Himachal pradesh's History
The name Himachal was coined in 1948
after India gained independence from British Raj to refer to the
Hill districts around Shimla and southern hill states of the former
Punjab region. But the history of the areas that now constitute
Himachal Pradesh dates back at least 5 millenia to the time when the
Indus valley civilisation flourished i.e. between the time period of
2250 and 1750 B.C. From the pre historic time it was inhabited by
tribes like the Koilis, Halis, Dagis, Dhaugris, Dasa, Khasas,
Kinnars and Kirats.
The small kingdom enjoyed a large degree of independence till the
eve of the Muslim invasions in northern India. The states of the
foothills were devastated by Muslim invaders a number of times.
Mahmud Ghaznavi conquered Kangra at the beginning of the 10th
century.

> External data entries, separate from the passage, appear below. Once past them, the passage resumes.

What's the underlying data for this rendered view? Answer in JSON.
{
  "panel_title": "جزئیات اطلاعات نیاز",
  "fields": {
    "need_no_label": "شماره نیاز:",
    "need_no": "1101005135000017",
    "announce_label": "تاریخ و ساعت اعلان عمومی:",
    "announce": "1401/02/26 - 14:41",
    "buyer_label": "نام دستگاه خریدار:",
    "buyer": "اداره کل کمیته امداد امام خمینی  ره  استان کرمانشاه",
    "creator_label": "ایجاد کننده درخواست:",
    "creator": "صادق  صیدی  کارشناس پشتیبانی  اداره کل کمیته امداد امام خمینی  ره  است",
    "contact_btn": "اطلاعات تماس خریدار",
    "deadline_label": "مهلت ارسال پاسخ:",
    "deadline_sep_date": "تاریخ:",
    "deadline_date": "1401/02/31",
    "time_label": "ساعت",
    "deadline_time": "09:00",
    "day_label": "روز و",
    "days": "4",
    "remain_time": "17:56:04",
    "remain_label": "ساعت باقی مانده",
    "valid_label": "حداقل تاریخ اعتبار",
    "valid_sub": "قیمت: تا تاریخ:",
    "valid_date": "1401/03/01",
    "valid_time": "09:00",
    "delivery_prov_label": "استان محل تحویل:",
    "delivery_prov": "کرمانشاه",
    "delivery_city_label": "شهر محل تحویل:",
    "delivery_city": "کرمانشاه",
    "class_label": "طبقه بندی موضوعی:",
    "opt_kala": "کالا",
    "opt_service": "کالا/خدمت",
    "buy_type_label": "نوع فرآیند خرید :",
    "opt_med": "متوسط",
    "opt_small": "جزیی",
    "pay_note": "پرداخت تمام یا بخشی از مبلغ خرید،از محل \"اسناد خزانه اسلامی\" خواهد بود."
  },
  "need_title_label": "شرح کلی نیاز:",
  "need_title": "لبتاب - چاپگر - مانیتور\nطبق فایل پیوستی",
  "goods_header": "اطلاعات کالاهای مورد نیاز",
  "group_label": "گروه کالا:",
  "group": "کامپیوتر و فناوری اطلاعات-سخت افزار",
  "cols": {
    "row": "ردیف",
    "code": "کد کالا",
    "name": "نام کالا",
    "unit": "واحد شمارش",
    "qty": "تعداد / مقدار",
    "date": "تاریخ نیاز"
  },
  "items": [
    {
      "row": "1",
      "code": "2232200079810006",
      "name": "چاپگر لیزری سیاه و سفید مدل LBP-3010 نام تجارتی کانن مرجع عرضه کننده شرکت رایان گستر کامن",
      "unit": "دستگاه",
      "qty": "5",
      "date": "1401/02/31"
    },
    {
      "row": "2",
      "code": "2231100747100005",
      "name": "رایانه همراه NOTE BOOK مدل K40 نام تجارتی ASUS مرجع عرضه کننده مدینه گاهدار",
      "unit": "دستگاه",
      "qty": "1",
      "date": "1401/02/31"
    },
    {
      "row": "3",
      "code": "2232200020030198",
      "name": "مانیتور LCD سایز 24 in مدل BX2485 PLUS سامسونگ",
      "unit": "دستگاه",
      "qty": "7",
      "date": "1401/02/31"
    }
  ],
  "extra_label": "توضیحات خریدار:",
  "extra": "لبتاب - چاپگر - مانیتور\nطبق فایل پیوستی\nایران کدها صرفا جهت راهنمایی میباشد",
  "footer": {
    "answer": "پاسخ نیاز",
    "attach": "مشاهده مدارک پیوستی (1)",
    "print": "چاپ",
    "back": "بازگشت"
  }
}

Timur and Sikander Lodi also marched through the lower
hills of the state and captured a number of forts and fought many
The Gorkhas, a martial tribe came to power in Nepal in the year

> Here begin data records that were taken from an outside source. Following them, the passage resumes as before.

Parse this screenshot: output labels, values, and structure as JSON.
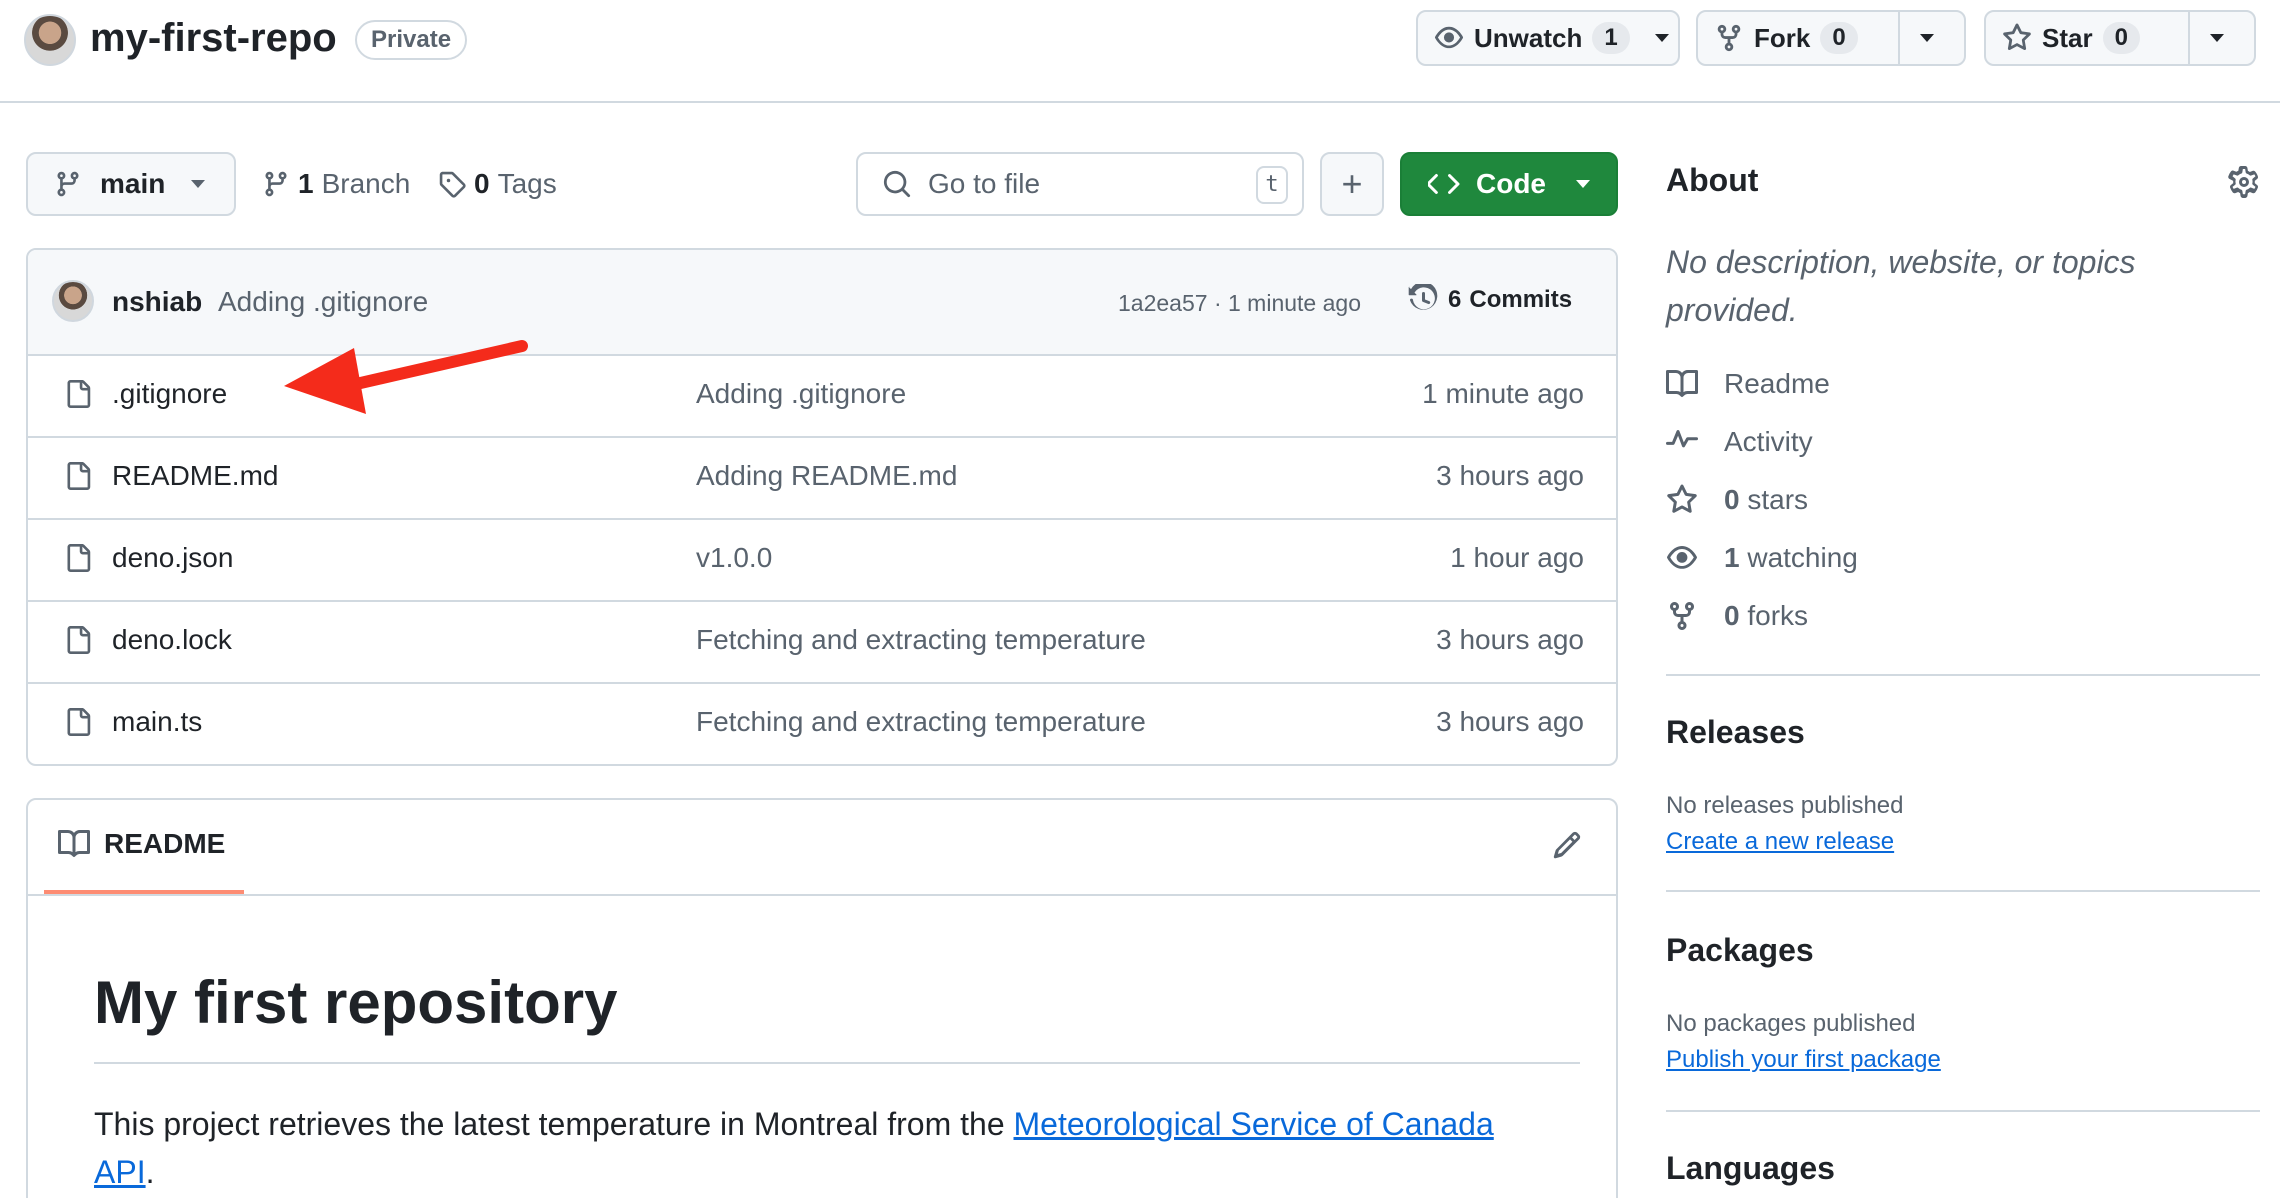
{
  "repo": {
    "name": "my-first-repo",
    "visibility": "Private"
  },
  "actions": {
    "watch_label": "Unwatch",
    "watch_count": "1",
    "fork_label": "Fork",
    "fork_count": "0",
    "star_label": "Star",
    "star_count": "0"
  },
  "toolbar": {
    "branch": "main",
    "branch_count": "1",
    "branch_label": "Branch",
    "tag_count": "0",
    "tag_label": "Tags",
    "search_placeholder": "Go to file",
    "search_shortcut": "t",
    "add_label": "+",
    "code_label": "Code"
  },
  "latest_commit": {
    "author": "nshiab",
    "message": "Adding .gitignore",
    "hash": "1a2ea57",
    "time": "1 minute ago",
    "separator": "·",
    "commits_count": "6",
    "commits_label": "Commits"
  },
  "files": [
    {
      "name": ".gitignore",
      "message": "Adding .gitignore",
      "time": "1 minute ago"
    },
    {
      "name": "README.md",
      "message": "Adding README.md",
      "time": "3 hours ago"
    },
    {
      "name": "deno.json",
      "message": "v1.0.0",
      "time": "1 hour ago"
    },
    {
      "name": "deno.lock",
      "message": "Fetching and extracting temperature",
      "time": "3 hours ago"
    },
    {
      "name": "main.ts",
      "message": "Fetching and extracting temperature",
      "time": "3 hours ago"
    }
  ],
  "readme": {
    "tab_label": "README",
    "heading": "My first repository",
    "text_before": "This project retrieves the latest temperature in Montreal from the ",
    "link_text_1": "Meteorological Service of Canada",
    "link_text_2": "API",
    "text_after": "."
  },
  "about": {
    "title": "About",
    "description": "No description, website, or topics provided.",
    "readme_label": "Readme",
    "activity_label": "Activity",
    "stars_count": "0",
    "stars_label": "stars",
    "watching_count": "1",
    "watching_label": "watching",
    "forks_count": "0",
    "forks_label": "forks"
  },
  "releases": {
    "title": "Releases",
    "empty_text": "No releases published",
    "create_link": "Create a new release"
  },
  "packages": {
    "title": "Packages",
    "empty_text": "No packages published",
    "publish_link": "Publish your first package"
  },
  "languages": {
    "title": "Languages"
  },
  "colors": {
    "code_button": "#1f883d",
    "link": "#0969da",
    "annotation_arrow": "#f42b1b",
    "readme_tab_underline": "#fd8c73"
  },
  "annotation": {
    "type": "arrow",
    "target": ".gitignore"
  }
}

1768. They consolidated their military power and began to expand
their territory. Gradually the Gorkhas annexed Sirmour and Shimla.
With the leadership of Amar Singh Thapa, Gorkhas laid siege to
Kangra. They managed to defeat Sansar Chand, the ruler of kangra, in
1806 with the help of many provincial chiefs. However Gorkhas could
not capture Kangra fort which came under Maharaja Ranjeet Singh in
1809. After the defeat the Gorkhas began to expand towards the south
of the state. However, Raja Ram Singh, Raja of Siba State
re-captured the fort of Siba from the army of Maharaja Ranjit Singh
in Samvat 1846.
This led in the Anglo-Sikh war. They came into direct conflict with
the British along the tarai belt after which the British expelled
them from the provinces of the Satluj. Thus British gradually
emerged as the paramount powers.
The revolt of 1857 or first Indian war of independence resulted due
to the building up of political, social, economic, religious and
military grievances against the British government. People of the
hill states were not politically alive as the people in other parts
of the country. They remained more or less inactive and so did their
rulers with the exception of Bushahr. Some of them even rendered
help to the British government during the revolt. Among them were
the rulers of Chamba, Bilaspur, Bhagal and Dhami. The rulers of
Bushars rather acted in a manner hostile to the interests of
The British territories in the hill came under British Crown after
Queen Victoria's proclamation of 1858. The states of Chamba, Mandi
and Bilaspur made good progress in many fields during the British
rule. During the first world war, virtually all rulers of the hill
states remained loyal and contributed to the British war effort both
in the form of men and materials. Amongst these were the states of
Kangra, Jaswan,Datarpur,Guler, Nurpur, Chamba, Suket, Mandi and
After independence the Chief Commissioner's province of H.P. came
into being on 15 April 1948. Himachal became a part C state on 26
January 1950 with the implementation of the Constitution of India.
Himachal Pradesh became Union Territory on 1 November 1956. On 18
December 1970 the State of Himachal Pradesh Act was passed by
Parliament and the new state came into being on 25 January 1971.
Thus Himachal emerged as the eighteenth state of Indian Union.